(MATERIAL SUPPLIED begins)

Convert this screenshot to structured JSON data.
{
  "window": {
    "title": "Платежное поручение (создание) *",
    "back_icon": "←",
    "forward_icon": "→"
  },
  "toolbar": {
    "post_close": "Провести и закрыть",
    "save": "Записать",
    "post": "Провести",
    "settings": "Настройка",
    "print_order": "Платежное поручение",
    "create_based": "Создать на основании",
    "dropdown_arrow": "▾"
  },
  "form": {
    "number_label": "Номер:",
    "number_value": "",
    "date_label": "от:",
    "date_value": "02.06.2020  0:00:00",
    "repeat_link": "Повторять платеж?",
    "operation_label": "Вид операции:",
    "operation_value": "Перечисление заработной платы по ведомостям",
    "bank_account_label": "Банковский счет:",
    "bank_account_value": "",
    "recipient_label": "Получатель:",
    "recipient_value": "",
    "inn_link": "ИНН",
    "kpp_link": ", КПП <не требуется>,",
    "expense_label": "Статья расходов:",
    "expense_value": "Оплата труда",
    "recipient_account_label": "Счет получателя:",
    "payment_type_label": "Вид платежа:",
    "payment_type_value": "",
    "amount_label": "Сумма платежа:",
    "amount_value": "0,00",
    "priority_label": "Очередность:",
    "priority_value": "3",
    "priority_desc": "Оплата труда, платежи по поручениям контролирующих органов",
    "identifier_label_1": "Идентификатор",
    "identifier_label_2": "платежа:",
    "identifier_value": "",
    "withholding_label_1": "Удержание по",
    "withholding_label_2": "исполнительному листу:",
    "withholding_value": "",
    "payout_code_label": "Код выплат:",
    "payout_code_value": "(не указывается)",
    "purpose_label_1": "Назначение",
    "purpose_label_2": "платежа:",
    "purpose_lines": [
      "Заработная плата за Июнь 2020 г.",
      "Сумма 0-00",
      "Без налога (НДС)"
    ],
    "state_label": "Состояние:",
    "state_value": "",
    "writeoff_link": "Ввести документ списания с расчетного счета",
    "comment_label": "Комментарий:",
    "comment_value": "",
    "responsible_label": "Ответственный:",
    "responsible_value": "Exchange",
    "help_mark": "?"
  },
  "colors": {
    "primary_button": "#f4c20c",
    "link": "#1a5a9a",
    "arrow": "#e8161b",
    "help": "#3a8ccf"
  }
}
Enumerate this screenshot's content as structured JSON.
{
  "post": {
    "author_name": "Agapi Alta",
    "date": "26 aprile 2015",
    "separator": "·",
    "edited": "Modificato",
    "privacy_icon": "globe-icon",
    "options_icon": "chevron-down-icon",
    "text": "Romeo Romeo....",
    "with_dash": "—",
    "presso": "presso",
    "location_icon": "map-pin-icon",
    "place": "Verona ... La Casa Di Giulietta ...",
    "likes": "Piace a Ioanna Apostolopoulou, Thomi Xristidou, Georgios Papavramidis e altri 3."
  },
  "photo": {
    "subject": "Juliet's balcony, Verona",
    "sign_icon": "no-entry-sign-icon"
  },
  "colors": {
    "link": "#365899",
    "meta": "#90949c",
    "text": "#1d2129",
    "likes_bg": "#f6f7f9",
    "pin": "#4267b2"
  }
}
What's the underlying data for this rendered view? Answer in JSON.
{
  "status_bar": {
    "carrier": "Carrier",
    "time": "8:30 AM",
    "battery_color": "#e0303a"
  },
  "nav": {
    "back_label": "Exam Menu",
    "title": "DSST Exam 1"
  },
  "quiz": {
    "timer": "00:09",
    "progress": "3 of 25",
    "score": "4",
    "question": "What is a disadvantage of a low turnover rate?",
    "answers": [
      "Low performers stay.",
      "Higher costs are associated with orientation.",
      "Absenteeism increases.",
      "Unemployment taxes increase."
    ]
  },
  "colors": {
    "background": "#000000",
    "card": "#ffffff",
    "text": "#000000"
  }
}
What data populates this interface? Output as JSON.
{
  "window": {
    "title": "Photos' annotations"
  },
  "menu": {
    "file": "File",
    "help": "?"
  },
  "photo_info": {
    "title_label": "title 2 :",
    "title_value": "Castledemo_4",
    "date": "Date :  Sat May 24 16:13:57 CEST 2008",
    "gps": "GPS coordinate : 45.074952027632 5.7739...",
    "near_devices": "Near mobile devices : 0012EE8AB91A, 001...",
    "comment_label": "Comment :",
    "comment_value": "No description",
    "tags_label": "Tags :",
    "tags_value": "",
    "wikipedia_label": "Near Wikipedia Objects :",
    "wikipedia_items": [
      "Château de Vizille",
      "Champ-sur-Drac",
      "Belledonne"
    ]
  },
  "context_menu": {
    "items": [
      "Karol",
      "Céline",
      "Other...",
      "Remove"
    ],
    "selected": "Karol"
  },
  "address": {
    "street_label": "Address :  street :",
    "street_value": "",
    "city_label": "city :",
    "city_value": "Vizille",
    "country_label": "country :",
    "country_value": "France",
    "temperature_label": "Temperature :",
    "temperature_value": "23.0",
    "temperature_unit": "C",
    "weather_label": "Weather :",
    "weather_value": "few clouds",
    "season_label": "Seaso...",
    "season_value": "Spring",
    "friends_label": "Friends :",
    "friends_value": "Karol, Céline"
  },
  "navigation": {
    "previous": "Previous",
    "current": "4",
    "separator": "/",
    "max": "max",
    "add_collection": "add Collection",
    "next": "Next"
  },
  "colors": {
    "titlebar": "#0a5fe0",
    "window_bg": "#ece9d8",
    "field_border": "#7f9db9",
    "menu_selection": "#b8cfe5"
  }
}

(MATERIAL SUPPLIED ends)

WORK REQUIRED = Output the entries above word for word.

YOUR RESPONSE =
Convert this screenshot to structured JSON data.
{
  "window": {
    "title": "Платежное поручение (создание) *",
    "back_icon": "←",
    "forward_icon": "→"
  },
  "toolbar": {
    "post_close": "Провести и закрыть",
    "save": "Записать",
    "post": "Провести",
    "settings": "Настройка",
    "print_order": "Платежное поручение",
    "create_based": "Создать на основании",
    "dropdown_arrow": "▾"
  },
  "form": {
    "number_label": "Номер:",
    "number_value": "",
    "date_label": "от:",
    "date_value": "02.06.2020  0:00:00",
    "repeat_link": "Повторять платеж?",
    "operation_label": "Вид операции:",
    "operation_value": "Перечисление заработной платы по ведомостям",
    "bank_account_label": "Банковский счет:",
    "bank_account_value": "",
    "recipient_label": "Получатель:",
    "recipient_value": "",
    "inn_link": "ИНН",
    "kpp_link": ", КПП <не требуется>,",
    "expense_label": "Статья расходов:",
    "expense_value": "Оплата труда",
    "recipient_account_label": "Счет получателя:",
    "payment_type_label": "Вид платежа:",
    "payment_type_value": "",
    "amount_label": "Сумма платежа:",
    "amount_value": "0,00",
    "priority_label": "Очередность:",
    "priority_value": "3",
    "priority_desc": "Оплата труда, платежи по поручениям контролирующих органов",
    "identifier_label_1": "Идентификатор",
    "identifier_label_2": "платежа:",
    "identifier_value": "",
    "withholding_label_1": "Удержание по",
    "withholding_label_2": "исполнительному листу:",
    "withholding_value": "",
    "payout_code_label": "Код выплат:",
    "payout_code_value": "(не указывается)",
    "purpose_label_1": "Назначение",
    "purpose_label_2": "платежа:",
    "purpose_lines": [
      "Заработная плата за Июнь 2020 г.",
      "Сумма 0-00",
      "Без налога (НДС)"
    ],
    "state_label": "Состояние:",
    "state_value": "",
    "writeoff_link": "Ввести документ списания с расчетного счета",
    "comment_label": "Комментарий:",
    "comment_value": "",
    "responsible_label": "Ответственный:",
    "responsible_value": "Exchange",
    "help_mark": "?"
  },
  "colors": {
    "primary_button": "#f4c20c",
    "link": "#1a5a9a",
    "arrow": "#e8161b",
    "help": "#3a8ccf"
  }
}
Enumerate this screenshot's content as structured JSON.
{
  "post": {
    "author_name": "Agapi Alta",
    "date": "26 aprile 2015",
    "separator": "·",
    "edited": "Modificato",
    "privacy_icon": "globe-icon",
    "options_icon": "chevron-down-icon",
    "text": "Romeo Romeo....",
    "with_dash": "—",
    "presso": "presso",
    "location_icon": "map-pin-icon",
    "place": "Verona ... La Casa Di Giulietta ...",
    "likes": "Piace a Ioanna Apostolopoulou, Thomi Xristidou, Georgios Papavramidis e altri 3."
  },
  "photo": {
    "subject": "Juliet's balcony, Verona",
    "sign_icon": "no-entry-sign-icon"
  },
  "colors": {
    "link": "#365899",
    "meta": "#90949c",
    "text": "#1d2129",
    "likes_bg": "#f6f7f9",
    "pin": "#4267b2"
  }
}
What's the underlying data for this rendered view? Answer in JSON.
{
  "status_bar": {
    "carrier": "Carrier",
    "time": "8:30 AM",
    "battery_color": "#e0303a"
  },
  "nav": {
    "back_label": "Exam Menu",
    "title": "DSST Exam 1"
  },
  "quiz": {
    "timer": "00:09",
    "progress": "3 of 25",
    "score": "4",
    "question": "What is a disadvantage of a low turnover rate?",
    "answers": [
      "Low performers stay.",
      "Higher costs are associated with orientation.",
      "Absenteeism increases.",
      "Unemployment taxes increase."
    ]
  },
  "colors": {
    "background": "#000000",
    "card": "#ffffff",
    "text": "#000000"
  }
}
What data populates this interface? Output as JSON.
{
  "window": {
    "title": "Photos' annotations"
  },
  "menu": {
    "file": "File",
    "help": "?"
  },
  "photo_info": {
    "title_label": "title 2 :",
    "title_value": "Castledemo_4",
    "date": "Date :  Sat May 24 16:13:57 CEST 2008",
    "gps": "GPS coordinate : 45.074952027632 5.7739...",
    "near_devices": "Near mobile devices : 0012EE8AB91A, 001...",
    "comment_label": "Comment :",
    "comment_value": "No description",
    "tags_label": "Tags :",
    "tags_value": "",
    "wikipedia_label": "Near Wikipedia Objects :",
    "wikipedia_items": [
      "Château de Vizille",
      "Champ-sur-Drac",
      "Belledonne"
    ]
  },
  "context_menu": {
    "items": [
      "Karol",
      "Céline",
      "Other...",
      "Remove"
    ],
    "selected": "Karol"
  },
  "address": {
    "street_label": "Address :  street :",
    "street_value": "",
    "city_label": "city :",
    "city_value": "Vizille",
    "country_label": "country :",
    "country_value": "France",
    "temperature_label": "Temperature :",
    "temperature_value": "23.0",
    "temperature_unit": "C",
    "weather_label": "Weather :",
    "weather_value": "few clouds",
    "season_label": "Seaso...",
    "season_value": "Spring",
    "friends_label": "Friends :",
    "friends_value": "Karol, Céline"
  },
  "navigation": {
    "previous": "Previous",
    "current": "4",
    "separator": "/",
    "max": "max",
    "add_collection": "add Collection",
    "next": "Next"
  },
  "colors": {
    "titlebar": "#0a5fe0",
    "window_bg": "#ece9d8",
    "field_border": "#7f9db9",
    "menu_selection": "#b8cfe5"
  }
}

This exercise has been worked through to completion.